Plan to dry brine your turkey for at least 24 hours. You can let it go for up to 72 hours if you plan ahead. Food Network opts to leave the turkey uncovered, but Serious Eats advises covering it to help retain moisture. Once you’re finished brining, the turkey can go straight into the oven without rinsing, though Food Network suggests basting it with melted butter first.
Wet vs. Dry: Which One Should You Choose?
There are pros and cons to wet brining and dry brining. Both methods require a lot of space in your refrigerator. If you have a second fridge in your garage or basement, this might not be a concern for you. With wet brining, you run the risk of splashes or spills, even with the aid of a brining bag.
Serious Eats ran a fascinating series of experiments with wet brining and documented the results in a feature on The Food Lab. The whole piece is worth reading, especially for the scientific details supporting their conclusions. In short, if you’re going to wet brine your turkey, keep the brining solution limited to salt and water. Cider will “cook” your meat and dry it out, thanks to the effects of acidity on protein. Broth doesn’t add any more flavor than mere salt water because of limitations on the microscopic scale; the molecules that make up other flavors in broth are too large to pass through cell membranes in the turkey meat. It’s only water and salt that are absorbed by the turkey. To make matters even less appetizing, both Real Simple and Serious Eats agree that wet brined turkey mostly tastes...wet. It’s moist, but there’s not much flavor.
Unsurprisingly, both of these sources prefer dry brining, and we can understand why. As Real Simple explains, the salt in a dry brine “draws the turkey’s natural moisture out of the meat.” Then the salt and moisture are reabsorbed into the turkey. No liquid is added, but the salt adds flavor and keeps the moisture from being released when you cook the turkey. You can add other herbs and seasonings to your dry brine too. While they won’t be absorbed into the meat (for the reasons described above), they will be in close contact with the meat and skin during the brining period and will impart flavor that way. Plus, because the meat isn’t watery, the flavor of the seasonings will be more intense.
While we're convinced by the advantages of dry brining, we’re stuck on the convenience of brining in a refrigerator drawer. Here’s the approach we just might try this year: First, we’ll wash our refrigerator drawer and check it for cracks. Then, we’ll line it with a brining bag. Next, we’ll mix up our dry brine of salt and baking soda. After we pat our turkey dry and transfer it to the brining bag, we’ll sprinkle it with our dry brine.
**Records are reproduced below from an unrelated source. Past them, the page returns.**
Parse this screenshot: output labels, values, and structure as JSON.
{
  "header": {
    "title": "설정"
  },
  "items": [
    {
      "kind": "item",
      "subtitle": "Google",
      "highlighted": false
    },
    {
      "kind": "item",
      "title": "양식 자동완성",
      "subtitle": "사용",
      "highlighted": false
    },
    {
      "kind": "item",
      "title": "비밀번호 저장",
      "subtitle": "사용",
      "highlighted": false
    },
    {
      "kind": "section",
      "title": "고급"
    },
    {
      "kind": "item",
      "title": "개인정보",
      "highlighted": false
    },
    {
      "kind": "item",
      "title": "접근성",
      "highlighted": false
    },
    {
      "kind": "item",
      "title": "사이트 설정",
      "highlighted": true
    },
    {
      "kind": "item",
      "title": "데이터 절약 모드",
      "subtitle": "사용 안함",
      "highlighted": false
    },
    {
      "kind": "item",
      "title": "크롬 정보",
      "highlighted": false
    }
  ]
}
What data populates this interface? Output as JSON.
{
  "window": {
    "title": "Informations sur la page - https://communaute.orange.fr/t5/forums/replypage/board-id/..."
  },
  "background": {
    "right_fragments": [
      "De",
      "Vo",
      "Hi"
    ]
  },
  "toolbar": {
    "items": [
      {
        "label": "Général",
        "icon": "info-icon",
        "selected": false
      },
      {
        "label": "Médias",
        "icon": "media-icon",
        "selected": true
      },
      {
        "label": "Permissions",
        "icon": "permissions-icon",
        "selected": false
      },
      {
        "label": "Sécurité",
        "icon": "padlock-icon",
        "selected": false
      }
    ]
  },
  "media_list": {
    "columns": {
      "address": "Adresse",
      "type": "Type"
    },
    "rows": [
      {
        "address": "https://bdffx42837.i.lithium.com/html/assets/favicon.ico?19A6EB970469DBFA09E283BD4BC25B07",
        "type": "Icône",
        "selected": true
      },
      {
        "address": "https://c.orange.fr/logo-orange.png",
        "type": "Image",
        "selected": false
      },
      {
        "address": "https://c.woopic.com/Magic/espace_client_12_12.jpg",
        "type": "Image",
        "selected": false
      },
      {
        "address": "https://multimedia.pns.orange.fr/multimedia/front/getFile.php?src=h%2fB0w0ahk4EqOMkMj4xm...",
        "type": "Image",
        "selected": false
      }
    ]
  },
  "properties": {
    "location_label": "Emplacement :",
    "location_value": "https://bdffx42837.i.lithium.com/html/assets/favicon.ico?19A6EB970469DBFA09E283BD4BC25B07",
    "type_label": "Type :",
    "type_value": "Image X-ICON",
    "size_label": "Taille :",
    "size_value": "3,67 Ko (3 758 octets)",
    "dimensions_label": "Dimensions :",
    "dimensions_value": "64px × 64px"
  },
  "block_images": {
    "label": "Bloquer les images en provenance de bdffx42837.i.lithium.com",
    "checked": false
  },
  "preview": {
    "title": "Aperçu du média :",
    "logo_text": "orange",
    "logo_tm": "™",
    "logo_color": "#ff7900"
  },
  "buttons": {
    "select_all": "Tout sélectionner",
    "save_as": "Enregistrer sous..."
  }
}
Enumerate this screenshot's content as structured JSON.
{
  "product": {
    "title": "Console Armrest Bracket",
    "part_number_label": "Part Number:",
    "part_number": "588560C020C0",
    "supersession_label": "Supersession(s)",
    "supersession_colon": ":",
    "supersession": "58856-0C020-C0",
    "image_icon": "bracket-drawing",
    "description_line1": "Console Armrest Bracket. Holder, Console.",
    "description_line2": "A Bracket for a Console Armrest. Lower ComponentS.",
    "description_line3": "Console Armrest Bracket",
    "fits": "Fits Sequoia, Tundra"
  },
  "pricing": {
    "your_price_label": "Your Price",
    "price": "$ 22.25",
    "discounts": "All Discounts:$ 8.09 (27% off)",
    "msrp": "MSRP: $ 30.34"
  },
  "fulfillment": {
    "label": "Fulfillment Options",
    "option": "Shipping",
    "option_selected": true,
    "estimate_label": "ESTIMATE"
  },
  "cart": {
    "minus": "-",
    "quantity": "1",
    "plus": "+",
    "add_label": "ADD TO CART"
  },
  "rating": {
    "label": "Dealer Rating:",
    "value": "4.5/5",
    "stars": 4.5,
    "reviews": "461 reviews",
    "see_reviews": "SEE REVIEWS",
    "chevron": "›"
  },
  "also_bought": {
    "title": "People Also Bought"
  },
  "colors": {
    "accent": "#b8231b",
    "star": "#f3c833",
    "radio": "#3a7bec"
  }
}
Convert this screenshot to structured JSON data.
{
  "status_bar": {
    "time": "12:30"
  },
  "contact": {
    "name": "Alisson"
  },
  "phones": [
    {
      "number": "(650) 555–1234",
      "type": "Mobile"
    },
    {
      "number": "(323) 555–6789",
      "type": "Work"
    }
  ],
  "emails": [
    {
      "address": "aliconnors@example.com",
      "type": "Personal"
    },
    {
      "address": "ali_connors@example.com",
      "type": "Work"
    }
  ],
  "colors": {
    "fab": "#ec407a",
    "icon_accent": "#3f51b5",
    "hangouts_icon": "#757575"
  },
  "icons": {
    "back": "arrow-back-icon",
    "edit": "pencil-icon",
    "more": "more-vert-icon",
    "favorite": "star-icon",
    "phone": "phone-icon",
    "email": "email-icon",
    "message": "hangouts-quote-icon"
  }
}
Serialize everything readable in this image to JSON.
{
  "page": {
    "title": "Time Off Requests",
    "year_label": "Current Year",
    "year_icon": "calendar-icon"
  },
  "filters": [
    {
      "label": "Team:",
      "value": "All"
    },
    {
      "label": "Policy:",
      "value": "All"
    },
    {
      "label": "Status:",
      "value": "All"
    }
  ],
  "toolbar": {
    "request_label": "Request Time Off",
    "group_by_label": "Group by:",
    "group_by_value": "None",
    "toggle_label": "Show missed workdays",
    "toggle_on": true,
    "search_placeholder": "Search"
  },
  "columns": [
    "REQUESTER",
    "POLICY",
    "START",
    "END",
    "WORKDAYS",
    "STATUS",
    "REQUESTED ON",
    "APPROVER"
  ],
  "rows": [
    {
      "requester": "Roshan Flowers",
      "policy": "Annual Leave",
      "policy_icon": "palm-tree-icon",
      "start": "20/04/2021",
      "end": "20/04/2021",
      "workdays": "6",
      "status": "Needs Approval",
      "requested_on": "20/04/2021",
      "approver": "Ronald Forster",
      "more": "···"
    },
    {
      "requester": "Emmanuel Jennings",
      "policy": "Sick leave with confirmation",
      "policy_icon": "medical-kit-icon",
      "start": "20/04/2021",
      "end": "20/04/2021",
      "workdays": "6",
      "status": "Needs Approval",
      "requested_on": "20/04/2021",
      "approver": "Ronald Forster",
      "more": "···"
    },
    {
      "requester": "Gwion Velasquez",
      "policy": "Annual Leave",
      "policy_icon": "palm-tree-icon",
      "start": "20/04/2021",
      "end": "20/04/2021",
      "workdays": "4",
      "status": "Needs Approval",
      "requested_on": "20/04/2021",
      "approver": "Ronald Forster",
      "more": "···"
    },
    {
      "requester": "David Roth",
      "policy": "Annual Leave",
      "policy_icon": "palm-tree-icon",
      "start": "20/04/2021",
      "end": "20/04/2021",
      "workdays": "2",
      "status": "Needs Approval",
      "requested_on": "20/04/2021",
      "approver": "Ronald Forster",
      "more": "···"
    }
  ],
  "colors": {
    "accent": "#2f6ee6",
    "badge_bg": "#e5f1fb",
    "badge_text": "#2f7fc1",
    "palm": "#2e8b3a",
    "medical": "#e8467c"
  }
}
Then, we’ll put the refrigerator drawer back in the refrigerator and let our turkey sit for at least 24 hours. We’re hoping this strategy might allow us to enjoy the benefits of dry brining, without sacrificing so much refrigerator shelf space.